Interface dataset entries:
#####
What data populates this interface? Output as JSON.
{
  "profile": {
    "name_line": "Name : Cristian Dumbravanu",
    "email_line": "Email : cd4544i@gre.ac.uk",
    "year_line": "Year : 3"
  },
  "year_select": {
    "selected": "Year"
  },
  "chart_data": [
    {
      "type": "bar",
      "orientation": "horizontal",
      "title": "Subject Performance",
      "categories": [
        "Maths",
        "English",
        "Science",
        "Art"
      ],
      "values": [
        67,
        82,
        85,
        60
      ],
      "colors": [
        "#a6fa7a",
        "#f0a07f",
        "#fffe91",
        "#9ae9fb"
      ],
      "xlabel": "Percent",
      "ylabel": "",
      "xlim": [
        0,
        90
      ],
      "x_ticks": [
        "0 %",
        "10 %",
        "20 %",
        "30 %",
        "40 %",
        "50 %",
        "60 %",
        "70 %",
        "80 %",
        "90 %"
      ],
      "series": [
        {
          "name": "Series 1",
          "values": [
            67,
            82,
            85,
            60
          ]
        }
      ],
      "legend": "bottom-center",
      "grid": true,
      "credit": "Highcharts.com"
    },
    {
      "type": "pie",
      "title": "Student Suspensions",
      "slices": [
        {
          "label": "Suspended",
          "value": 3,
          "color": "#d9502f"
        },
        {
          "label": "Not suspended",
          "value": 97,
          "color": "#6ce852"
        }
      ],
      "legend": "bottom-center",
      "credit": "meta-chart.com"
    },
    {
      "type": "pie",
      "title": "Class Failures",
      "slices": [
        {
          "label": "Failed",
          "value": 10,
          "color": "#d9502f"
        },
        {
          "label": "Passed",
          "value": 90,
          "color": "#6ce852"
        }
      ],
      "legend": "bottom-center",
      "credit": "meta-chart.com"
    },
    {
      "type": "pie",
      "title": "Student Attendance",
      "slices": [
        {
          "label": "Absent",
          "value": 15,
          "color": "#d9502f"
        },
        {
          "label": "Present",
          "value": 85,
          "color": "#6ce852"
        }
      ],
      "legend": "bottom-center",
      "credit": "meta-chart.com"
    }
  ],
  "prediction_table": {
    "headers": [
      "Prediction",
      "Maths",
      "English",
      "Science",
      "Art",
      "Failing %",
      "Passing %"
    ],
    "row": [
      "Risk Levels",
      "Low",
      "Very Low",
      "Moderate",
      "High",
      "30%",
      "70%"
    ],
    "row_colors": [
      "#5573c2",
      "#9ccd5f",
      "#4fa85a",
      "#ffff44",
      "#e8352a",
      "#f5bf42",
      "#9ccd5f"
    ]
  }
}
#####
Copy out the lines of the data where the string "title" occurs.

_Answer:_
      "title": "Subject Performance",
      "title": "Student Suspensions",
      "title": "Class Failures",
      "title": "Student Attendance",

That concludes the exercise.